In the case of ALL, the researchers said the disease relies on the Gfi1 protein to get around p53's tumor repressing capabilities by essentially overriding p53. Gfi1 has an important role in the normal development of lymphoid cells. But analyses of ALL mouse models and primary human tumors showed that Gfi1 is overexpressed in the disease state.

When the researchers removed Gfi1 in established mouse lymphoid tumors, the leukemia regressed through p53-induced cell death. Next, to see if removal of Gfi1 would be effective in modeled human ALL, the research team inserted T-cell leukemia cells from human patients into mice. Inhibiting Gfi1 in this instance stopped the progression of human leukemia in the animals without any harmful effects.

The scientists are continuing their research to see if results of the current study will be translatable to human patients.

Explore further: Therapy targets leukemia stem cells

Related Stories

Therapy targets leukemia stem cells

February 13, 2012
New research takes aim at stubborn cancer stem cells that are thought to be responsible for treatment resistance and relapse. The study, published by Cell Press in the February 14 issue of the journal Cancer Cell, provides ...

Researchers discover rare leukemia-causing protein

July 2, 2012
Researchers at the University of Cincinnati (UC) Hoxworth Blood Center have discovered a new gene target for leukemia therapy.

Researcher pieces together AML prognosis puzzle

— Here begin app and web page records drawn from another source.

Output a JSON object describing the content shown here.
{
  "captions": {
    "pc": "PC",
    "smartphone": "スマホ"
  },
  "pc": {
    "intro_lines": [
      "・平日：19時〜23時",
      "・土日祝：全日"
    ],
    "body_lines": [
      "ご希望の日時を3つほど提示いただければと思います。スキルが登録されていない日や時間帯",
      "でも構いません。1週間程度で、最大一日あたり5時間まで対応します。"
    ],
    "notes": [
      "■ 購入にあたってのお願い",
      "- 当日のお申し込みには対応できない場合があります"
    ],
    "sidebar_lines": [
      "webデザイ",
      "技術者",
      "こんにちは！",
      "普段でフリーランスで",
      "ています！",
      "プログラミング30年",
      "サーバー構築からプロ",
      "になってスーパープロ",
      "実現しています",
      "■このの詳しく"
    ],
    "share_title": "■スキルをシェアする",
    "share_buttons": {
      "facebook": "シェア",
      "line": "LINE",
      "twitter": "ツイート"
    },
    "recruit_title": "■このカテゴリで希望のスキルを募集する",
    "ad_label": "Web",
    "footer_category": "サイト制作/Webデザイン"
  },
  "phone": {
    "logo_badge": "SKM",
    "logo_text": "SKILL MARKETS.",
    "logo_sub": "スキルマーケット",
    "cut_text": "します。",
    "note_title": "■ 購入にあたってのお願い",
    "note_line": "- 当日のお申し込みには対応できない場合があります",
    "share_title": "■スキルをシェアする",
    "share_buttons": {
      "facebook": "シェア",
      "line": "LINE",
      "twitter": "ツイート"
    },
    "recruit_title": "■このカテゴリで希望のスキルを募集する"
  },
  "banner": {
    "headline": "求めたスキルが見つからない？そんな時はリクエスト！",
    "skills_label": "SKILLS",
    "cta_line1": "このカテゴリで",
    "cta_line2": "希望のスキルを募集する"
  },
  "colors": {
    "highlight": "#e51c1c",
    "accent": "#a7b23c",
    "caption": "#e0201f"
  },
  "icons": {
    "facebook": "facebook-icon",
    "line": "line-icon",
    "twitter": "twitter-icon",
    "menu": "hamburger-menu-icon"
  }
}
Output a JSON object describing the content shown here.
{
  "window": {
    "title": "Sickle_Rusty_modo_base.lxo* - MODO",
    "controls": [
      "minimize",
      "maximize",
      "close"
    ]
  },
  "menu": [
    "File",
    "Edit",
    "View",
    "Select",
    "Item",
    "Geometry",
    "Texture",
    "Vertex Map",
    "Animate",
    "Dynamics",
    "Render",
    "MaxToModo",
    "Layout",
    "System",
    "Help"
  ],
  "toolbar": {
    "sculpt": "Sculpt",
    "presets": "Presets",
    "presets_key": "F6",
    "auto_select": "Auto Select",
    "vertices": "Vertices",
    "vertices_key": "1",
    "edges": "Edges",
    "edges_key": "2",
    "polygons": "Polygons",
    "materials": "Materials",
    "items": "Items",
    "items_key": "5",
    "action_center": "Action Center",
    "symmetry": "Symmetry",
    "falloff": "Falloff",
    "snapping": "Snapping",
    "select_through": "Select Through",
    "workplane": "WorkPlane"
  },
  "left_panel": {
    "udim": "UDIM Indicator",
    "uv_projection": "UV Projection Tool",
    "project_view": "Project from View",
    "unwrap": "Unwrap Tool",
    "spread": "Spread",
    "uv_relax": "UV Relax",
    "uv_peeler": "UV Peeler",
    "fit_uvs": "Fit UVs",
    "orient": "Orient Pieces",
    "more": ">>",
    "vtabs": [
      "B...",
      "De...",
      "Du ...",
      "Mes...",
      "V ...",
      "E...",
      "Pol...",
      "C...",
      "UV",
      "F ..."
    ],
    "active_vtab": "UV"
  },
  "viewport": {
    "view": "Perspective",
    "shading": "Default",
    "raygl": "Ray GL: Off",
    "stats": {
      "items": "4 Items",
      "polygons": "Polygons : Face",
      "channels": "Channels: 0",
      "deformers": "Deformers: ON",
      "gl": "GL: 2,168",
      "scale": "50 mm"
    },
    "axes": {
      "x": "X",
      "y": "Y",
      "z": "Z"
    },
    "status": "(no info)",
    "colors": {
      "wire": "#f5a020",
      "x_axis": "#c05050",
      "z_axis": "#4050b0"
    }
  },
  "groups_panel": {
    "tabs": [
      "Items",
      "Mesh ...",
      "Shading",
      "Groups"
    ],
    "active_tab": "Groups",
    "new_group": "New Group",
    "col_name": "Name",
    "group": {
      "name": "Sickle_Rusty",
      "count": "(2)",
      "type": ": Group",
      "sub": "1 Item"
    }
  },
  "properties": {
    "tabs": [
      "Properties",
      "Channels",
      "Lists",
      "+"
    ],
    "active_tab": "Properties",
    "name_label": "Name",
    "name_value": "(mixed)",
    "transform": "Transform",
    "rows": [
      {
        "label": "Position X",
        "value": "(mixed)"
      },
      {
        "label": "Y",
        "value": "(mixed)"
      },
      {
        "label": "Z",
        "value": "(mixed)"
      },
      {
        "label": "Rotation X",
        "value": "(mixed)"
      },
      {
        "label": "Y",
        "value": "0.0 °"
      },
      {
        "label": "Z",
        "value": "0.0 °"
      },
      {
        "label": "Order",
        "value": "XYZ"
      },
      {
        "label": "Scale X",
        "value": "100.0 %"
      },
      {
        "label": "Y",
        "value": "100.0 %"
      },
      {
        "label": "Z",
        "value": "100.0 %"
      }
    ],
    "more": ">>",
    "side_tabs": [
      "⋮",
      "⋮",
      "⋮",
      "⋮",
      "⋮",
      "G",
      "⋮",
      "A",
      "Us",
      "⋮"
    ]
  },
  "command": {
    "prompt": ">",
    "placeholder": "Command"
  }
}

October 15, 2012
When patients suffering from Acute Myeloid Leukemia (AML) express high levels of the gene, MN1, an already aggressive leukemia is accelerated and shortens survival time. While that's a known fact, the mechanisms involved ...

Recommended for you

Researchers identify new treatment target for melanoma

January 16, 2018
Researchers in the Perelman School of Medicine at the University of Pennsylvania have identified a new therapeutic target for the treatment of melanoma. For decades, research has associated female sex and a history of previous ...

More evidence of link between severe gum disease and cancer risk

January 16, 2018
Data collected during a long-term health study provides additional evidence for a link between increased risk of cancer in individuals with advanced gum disease, according to a new collaborative study led by epidemiologists ...

Researchers develop a remote-controlled cancer immunotherapy system

January 15, 2018
A team of researchers has developed an ultrasound-based system that can non-invasively and remotely control genetic processes in live immune T cells so that they recognize and kill cancer cells.

Pancreatic tumors may require a one-two-three punch

January 15, 2018
One of the many difficult things about pancreatic cancer is that tumors are resistant to most treatments because of their unique density and cell composition. However, in a new Wilmot Cancer Institute study, scientists discovered ...

New immunotherapy approach boosts body's ability to destroy cancer cells

January 12, 2018
Few cancer treatments are generating more excitement these days than immunotherapy—drugs based on the principle that the immune system can be harnessed to detect and kill cancer cells, much in the same way that it goes ...

Cancer's gene-determined 'immune landscape' dictates progression of prostate tumors

January 12, 2018
The field of immunotherapy - the harnessing of patients' own immune systems to fend off cancer - is revolutionizing cancer treatment today. However, clinical trials often show marked improvements in only small subsets of ...

0 comments

Please sign in to add a comment. Registration is free, and takes less than a minute. Read more

Click here to reset your password.
Sign in to get notified via email when new comments are made.